SCHOLIUM. Although what has been hitherto laid down for constructing the trigonometrical-canon, is abundantly sufficient for that purpose, and is also very easily demonstrated; yet, as the first sine, from whence the rest are all derived, must be carried on to a great number of places, to render the numerous deductions from it but tolerably exact (because in every operation the error is multiplied), I shall here subjoin a different method, which will be found to have the advantage, not only in that, but in many other respects.
First, then, from the co-line of 15', which is given (by p. 181 of the Elements) = *V2 tv 3 =,965925826, &c. (=the supplement chord cf 30°) and the fine of 18°, which is = IV-=
2309017, &c. (equal to half the side of a decagon inscribed in the circle) let the co-fine of 3°, the difference between 186 and 15', be found *, from which the co-line of 45' will be had, by two bisections only: whence the lines of all the arches in the progression 1° 30', 2° 15°, 3° 00', 3° 45', &c. may be determined (by Theor. 1. p. 15.) and that to any assigned degree of exactness.
The lines of all the terms of the progression 45', 1° 30', 2° 15', &c. up to 60°, being thus derived, the next thing is to find, by help of thefe, the fines of all the intermediate arches, to every single minute.
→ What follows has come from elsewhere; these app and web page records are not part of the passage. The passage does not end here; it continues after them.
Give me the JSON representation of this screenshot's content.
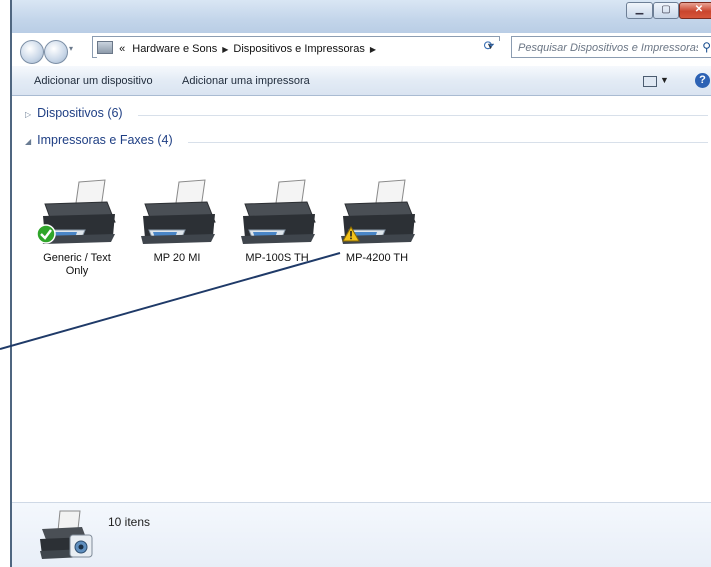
{
  "address": {
    "overflow": "«",
    "crumbs": [
      "Hardware e Sons",
      "Dispositivos e Impressoras"
    ]
  },
  "search": {
    "placeholder": "Pesquisar Dispositivos e Impressoras"
  },
  "toolbar": {
    "add_device": "Adicionar um dispositivo",
    "add_printer": "Adicionar uma impressora"
  },
  "groups": {
    "devices": {
      "label": "Dispositivos (6)",
      "expanded": false
    },
    "printers": {
      "label": "Impressoras e Faxes (4)",
      "expanded": true
    }
  },
  "printers": [
    {
      "name": "Generic / Text Only",
      "status": "default"
    },
    {
      "name": "MP 20 MI",
      "status": "none"
    },
    {
      "name": "MP-100S TH",
      "status": "none"
    },
    {
      "name": "MP-4200 TH",
      "status": "warning"
    }
  ],
  "details": {
    "count": "10 itens"
  },
  "colors": {
    "accent": "#1f3f84",
    "annotation_line": "#1f3a68",
    "default_badge": "#2fa52a",
    "warning_badge": "#f2c21b"
  }
}
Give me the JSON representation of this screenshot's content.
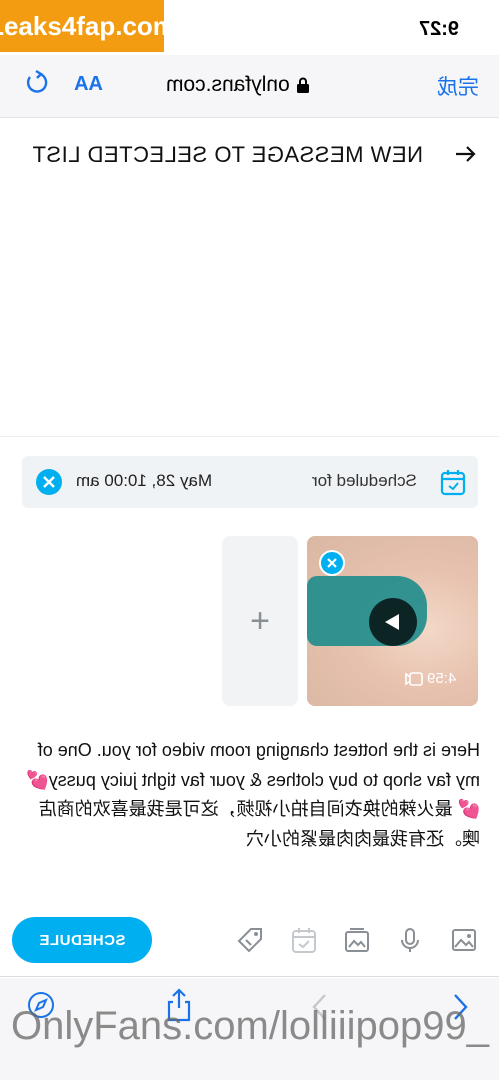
{
  "watermark": "Leaks4fap.com",
  "status_bar": {
    "time": "9:27"
  },
  "browser": {
    "aa_label": "AA",
    "url": "onlyfans.com",
    "done_label": "完成",
    "bottom_url": "OnlyFans.com/lolliiipop99_"
  },
  "header": {
    "title": "NEW MESSAGE TO SELECTED LIST"
  },
  "schedule": {
    "label": "Scheduled for",
    "date": "May 28, 10:00 am"
  },
  "media": {
    "add_label": "+",
    "video_duration": "4:59"
  },
  "message": {
    "text": "Here is the hottest changing room video for you. One of my fav shop to buy clothes & your fav tight juicy pussy💕💕 最火辣的换衣间自拍小视频，这可是我最喜欢的商店噢。还有我最肉肉最紧的小穴"
  },
  "toolbar": {
    "schedule_label": "SCHEDULE"
  },
  "colors": {
    "accent": "#00aff0",
    "ios_blue": "#1a73e8"
  },
  "icons": [
    "refresh-icon",
    "lock-icon",
    "arrow-icon",
    "clear-icon",
    "calendar-icon",
    "plus-icon",
    "remove-icon",
    "play-icon",
    "video-camera-icon",
    "image-icon",
    "microphone-icon",
    "gallery-icon",
    "calendar-check-icon",
    "price-tag-icon",
    "compass-icon",
    "share-icon",
    "back-icon",
    "forward-icon"
  ]
}
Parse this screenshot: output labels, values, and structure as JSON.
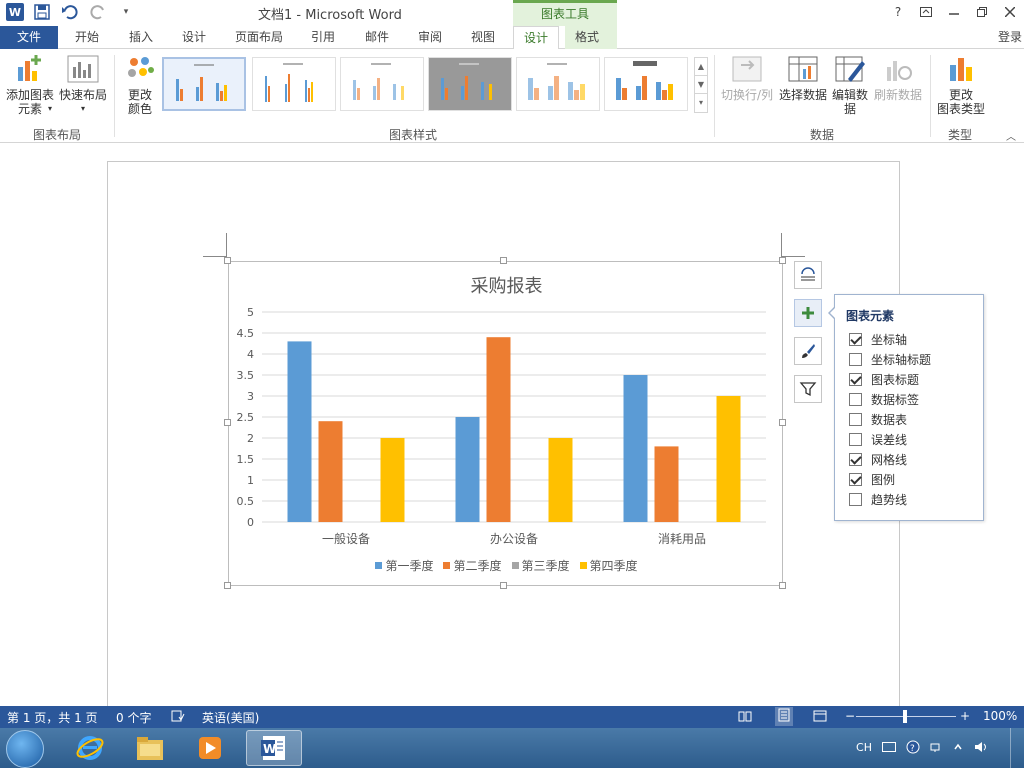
{
  "titlebar": {
    "app_logo": "W",
    "title": "文档1 - Microsoft Word",
    "contextual_label": "图表工具",
    "help": "?",
    "icons": [
      "word-logo-icon",
      "save-icon",
      "undo-icon",
      "redo-icon",
      "customize-qat-icon"
    ]
  },
  "tabs": {
    "file": "文件",
    "items": [
      "开始",
      "插入",
      "设计",
      "页面布局",
      "引用",
      "邮件",
      "审阅",
      "视图",
      "设计",
      "格式"
    ],
    "active_index": 8,
    "login": "登录"
  },
  "ribbon": {
    "add_element": "添加图表\n元素",
    "quick_layout": "快速布局",
    "group_layout": "图表布局",
    "change_colors": "更改\n颜色",
    "group_styles": "图表样式",
    "switch_row_col": "切换行/列",
    "select_data": "选择数据",
    "edit_data": "编辑数\n据",
    "refresh_data": "刷新数据",
    "group_data": "数据",
    "change_type": "更改\n图表类型",
    "group_type": "类型"
  },
  "chart_data": {
    "type": "bar",
    "title": "采购报表",
    "categories": [
      "一般设备",
      "办公设备",
      "消耗用品"
    ],
    "series": [
      {
        "name": "第一季度",
        "values": [
          4.3,
          2.5,
          3.5
        ],
        "color": "#5b9bd5"
      },
      {
        "name": "第二季度",
        "values": [
          2.4,
          4.4,
          1.8
        ],
        "color": "#ed7d31"
      },
      {
        "name": "第三季度",
        "values": [
          0,
          0,
          0
        ],
        "color": "#a5a5a5"
      },
      {
        "name": "第四季度",
        "values": [
          2.0,
          2.0,
          3.0
        ],
        "color": "#ffc000"
      }
    ],
    "ylim": [
      0,
      5
    ],
    "yticks": [
      "0",
      "0.5",
      "1",
      "1.5",
      "2",
      "2.5",
      "3",
      "3.5",
      "4",
      "4.5",
      "5"
    ],
    "grid": true,
    "legend_position": "bottom"
  },
  "flyout": {
    "title": "图表元素",
    "items": [
      {
        "label": "坐标轴",
        "checked": true
      },
      {
        "label": "坐标轴标题",
        "checked": false
      },
      {
        "label": "图表标题",
        "checked": true
      },
      {
        "label": "数据标签",
        "checked": false
      },
      {
        "label": "数据表",
        "checked": false
      },
      {
        "label": "误差线",
        "checked": false
      },
      {
        "label": "网格线",
        "checked": true
      },
      {
        "label": "图例",
        "checked": true
      },
      {
        "label": "趋势线",
        "checked": false
      }
    ]
  },
  "statusbar": {
    "page": "第 1 页，共 1 页",
    "words": "0 个字",
    "language": "英语(美国)",
    "zoom": "100%",
    "zoom_minus": "−",
    "zoom_plus": "+"
  },
  "taskbar": {
    "lang": "CH"
  }
}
This, if you desire no more than the 4 or 5 first places of each (which is exact enough where nothing less than degrees and minutes is regarded), may be effected by barely taking the proportional parts of the differences.
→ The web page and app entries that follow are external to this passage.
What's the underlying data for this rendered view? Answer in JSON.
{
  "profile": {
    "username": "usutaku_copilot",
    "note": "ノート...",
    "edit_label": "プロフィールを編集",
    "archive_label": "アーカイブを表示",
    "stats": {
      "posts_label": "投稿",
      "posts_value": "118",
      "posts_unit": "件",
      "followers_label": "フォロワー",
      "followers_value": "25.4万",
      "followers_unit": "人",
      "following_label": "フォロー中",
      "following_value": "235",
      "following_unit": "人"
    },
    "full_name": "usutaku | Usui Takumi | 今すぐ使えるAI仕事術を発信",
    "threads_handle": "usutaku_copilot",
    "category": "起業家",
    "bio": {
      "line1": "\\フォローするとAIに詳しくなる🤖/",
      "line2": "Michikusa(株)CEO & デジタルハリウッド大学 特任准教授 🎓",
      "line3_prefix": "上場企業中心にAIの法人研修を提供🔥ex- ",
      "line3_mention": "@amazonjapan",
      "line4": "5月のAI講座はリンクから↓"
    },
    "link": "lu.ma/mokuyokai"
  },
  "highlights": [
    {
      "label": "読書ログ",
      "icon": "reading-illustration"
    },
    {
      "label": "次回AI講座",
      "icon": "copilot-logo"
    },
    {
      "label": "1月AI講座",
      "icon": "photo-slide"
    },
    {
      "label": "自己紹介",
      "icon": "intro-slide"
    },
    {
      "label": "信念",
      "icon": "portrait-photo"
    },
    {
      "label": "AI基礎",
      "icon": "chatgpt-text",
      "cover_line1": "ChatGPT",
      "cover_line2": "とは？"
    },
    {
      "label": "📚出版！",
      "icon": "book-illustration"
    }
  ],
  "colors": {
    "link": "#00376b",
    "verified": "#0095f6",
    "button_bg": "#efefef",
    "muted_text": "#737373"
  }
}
But if a greater degree of accuracy be insisted on, and you would have a table carried on to 7 or 8 places, each number (which is sufficient to give the value of an angle to feconds, and even to thirds, in most cases), then the operation may be as follows:
1°. Multiply the sum of the fines of any two adjacent terms of the progression 45', 1° 30', 2° 15',3° 00', 3° 45', &c. (betwixt which you would find all the intermediate sines) by the fraction ,0000000423, for a first product; and this, again, by 22, for a second product; to which last, let's of the difference of the two proposed sines (or extremes) be added, and the sum will be the excess of the first of the intermediate sines above the leffer extreme.
• Note, The co-fine of the difference of two arches (fuppofing radius unity), is found by adding the product of their fines to that of their co-fines; as is hereafter demonstrated.
tremes, will be ,0002904915, the excels of the
2°. From this excess let the first product be continually, subtracted ; that is, first, from the excess itself, then from the remainder; then from the last remainder, and so on 44 times.
3. To the leffer extreme add the forementioned excess; and, to the sum, add the first remainder ; to this sum add the next remainder, and so on continually : then the several sums thus arising will respectively exhibit the fines of all the intermediate arches, to every single minute; exclusive of the last; which, if the work be right, will agree with the greater extreme itself, and therefore will be of use in proving the operation.
But to illustrate the matter more clearly, let it be proposed to find the lines of all the intermediate arches between 3° 00' and and 3° 45' to every single minute, those of the extremes being given, from the foregoing method, equal to 905233595 and ,06540312 respectively. 'Here, the sum of the lines of the extremes being muldiplied by ,0000000423, the first product will be ,00000000498, &c. or ,0000000050, nearly (which is sufficiently exact for the present purpose); and this, again, multiplied by 22, gives ; 00000011 for a 2d product; which added to ,0002903815, t's part of the difference of the two given ex
fine of 3° or above that of 3° oo'.
From, whence, by proceeding according to the 2d and 3d rules, the fines of all the other intermediate arches are had, by addition and subtraction only. See the operation.